The Brazil government operates as a republican form of government also called a federative republic, or federation of states. The central government is the federation and the states are the subdivisions within that government that maintain or support the federation.
The federal or central government handles larger issues like monetary policy, national defense and security, and anything else that would affect the country as a whole. Issues such as education, road repairs, and taxes are handled at the local level by the individual states.
It's similar to the United States in that the federal government ultimately has the final say, but the states are granted control over areas of government that affect their stated directly.
The Federation of Brazil consists of 26 individual states and one federal district. The federal district, or Distrito Federal, is home to Brasilia, the capital of Brazil. The states are also called Federative Units.
There are 21 different political parties within the country of Brazil.
The president is the head of the federation and is elected by the people every 4 years. As of the Constitution of 1988, a presidential candidate must be a minimum of 35 years old, born and residing in Brazil, and be an elector.

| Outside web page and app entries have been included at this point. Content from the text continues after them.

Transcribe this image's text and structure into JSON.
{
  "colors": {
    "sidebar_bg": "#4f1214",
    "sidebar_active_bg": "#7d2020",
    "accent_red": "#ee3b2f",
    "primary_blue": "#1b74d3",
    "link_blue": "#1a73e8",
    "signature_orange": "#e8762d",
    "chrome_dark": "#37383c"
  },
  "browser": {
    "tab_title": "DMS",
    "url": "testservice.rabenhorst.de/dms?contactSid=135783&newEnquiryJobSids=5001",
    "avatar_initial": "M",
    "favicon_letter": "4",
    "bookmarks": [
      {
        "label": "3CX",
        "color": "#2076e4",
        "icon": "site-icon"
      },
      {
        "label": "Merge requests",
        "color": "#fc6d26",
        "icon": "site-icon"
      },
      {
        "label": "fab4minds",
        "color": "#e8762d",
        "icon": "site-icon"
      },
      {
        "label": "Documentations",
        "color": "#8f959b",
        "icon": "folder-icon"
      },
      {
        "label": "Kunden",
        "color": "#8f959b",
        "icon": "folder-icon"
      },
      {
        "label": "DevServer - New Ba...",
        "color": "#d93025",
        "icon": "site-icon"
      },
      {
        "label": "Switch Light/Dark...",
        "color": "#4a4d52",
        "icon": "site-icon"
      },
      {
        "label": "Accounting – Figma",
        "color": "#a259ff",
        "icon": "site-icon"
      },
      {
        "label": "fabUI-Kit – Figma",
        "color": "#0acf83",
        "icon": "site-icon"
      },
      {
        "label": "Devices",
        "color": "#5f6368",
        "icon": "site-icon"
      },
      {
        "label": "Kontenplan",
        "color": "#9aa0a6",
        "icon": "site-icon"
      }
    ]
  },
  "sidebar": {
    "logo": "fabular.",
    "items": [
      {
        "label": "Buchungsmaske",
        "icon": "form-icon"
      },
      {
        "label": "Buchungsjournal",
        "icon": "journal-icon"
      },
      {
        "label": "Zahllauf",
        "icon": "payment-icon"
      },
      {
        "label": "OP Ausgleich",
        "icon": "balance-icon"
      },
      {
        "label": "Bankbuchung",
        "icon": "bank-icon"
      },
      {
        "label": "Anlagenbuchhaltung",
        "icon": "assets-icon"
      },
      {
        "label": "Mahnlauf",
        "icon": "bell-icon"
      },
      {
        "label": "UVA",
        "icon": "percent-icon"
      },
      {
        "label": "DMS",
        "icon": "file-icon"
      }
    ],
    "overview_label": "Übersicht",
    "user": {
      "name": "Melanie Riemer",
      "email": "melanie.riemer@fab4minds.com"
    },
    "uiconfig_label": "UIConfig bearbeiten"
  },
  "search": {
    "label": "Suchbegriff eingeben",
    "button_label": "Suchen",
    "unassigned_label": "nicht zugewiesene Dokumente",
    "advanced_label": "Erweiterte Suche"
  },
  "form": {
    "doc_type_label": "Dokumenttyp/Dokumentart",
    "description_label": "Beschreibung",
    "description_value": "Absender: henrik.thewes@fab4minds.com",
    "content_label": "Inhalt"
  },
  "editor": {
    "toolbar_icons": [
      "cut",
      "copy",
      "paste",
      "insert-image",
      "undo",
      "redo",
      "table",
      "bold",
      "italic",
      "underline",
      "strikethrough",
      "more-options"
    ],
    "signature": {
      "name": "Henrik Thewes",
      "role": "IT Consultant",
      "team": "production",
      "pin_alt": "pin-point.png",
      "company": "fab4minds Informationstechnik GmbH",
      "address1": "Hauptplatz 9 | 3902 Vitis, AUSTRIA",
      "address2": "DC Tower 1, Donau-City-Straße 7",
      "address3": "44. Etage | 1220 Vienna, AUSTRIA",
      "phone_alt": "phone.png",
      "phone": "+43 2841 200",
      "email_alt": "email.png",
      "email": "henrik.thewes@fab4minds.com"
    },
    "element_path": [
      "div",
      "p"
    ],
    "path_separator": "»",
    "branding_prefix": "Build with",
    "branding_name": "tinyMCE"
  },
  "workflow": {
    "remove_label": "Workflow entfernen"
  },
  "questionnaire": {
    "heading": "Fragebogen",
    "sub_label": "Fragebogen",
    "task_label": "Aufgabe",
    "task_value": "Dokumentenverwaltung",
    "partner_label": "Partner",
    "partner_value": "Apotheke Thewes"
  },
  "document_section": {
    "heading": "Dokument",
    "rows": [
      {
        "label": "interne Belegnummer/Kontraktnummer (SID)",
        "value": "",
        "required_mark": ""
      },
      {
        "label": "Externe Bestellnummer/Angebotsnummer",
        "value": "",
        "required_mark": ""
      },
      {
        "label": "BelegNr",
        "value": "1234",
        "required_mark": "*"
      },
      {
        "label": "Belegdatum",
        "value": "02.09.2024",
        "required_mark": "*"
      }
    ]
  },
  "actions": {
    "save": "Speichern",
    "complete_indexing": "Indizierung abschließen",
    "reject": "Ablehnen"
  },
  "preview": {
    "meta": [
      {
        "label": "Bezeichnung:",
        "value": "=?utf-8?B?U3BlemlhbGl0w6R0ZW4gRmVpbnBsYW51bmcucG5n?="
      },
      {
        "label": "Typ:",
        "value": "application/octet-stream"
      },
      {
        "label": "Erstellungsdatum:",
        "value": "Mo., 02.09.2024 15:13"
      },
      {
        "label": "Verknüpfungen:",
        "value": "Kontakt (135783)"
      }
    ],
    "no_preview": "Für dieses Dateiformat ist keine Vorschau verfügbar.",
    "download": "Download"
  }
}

He or she must also qualify to run for office, which means he or she has electoral rights. Lastly, the presidential candidate must be a member of an established political party considering that write-in candidates are not permitted on the ballot in Brazil.
The president's duties include commanding the Brazilian Armed Forces as their commander-in-chief, representing Brazil across the world, heading up the executive branch of the Brazil government, and appointing Cabinet members and judges to sit on the Supreme Federal Tribunal. The president can also put laws on the books as well.
The president's official title is the President of the Federative Republic of Brazil if the president is a man.
If the President of Brazil is a woman, she is addressed with one of three titles of respect: President of the Republic, Her Excellency Madam President of the Republic, or Madam President.
How did Brazil arrive at this form of government for their country?
In a nutshell, the Brazilian government has endured two periods of dictators, three periods of democratic rule, and six different constitutions since the year 1889. Voting is not a choice given to the people, but rather it is mandatory.
In recent years Brazil's economy had strengthened and more people were able to experience a better standard of living, however at the time of this writing in 2016, there have been a number of major economic and political upheavals in Brazil. As a result, so many Brazilians are feeling angry and frustrated, in a time of uncertainty.
One thing is certain however, there is a tremendous resiliency, faith and indominatable spirit in the Brazilian people, one that continues to inspire me daily. No matter what obstacles they face, I believe that they will find a way through these difficulties. My good wishes and prayers go out to all people in Brazil, and in the world today who are facing uncertainties in their future.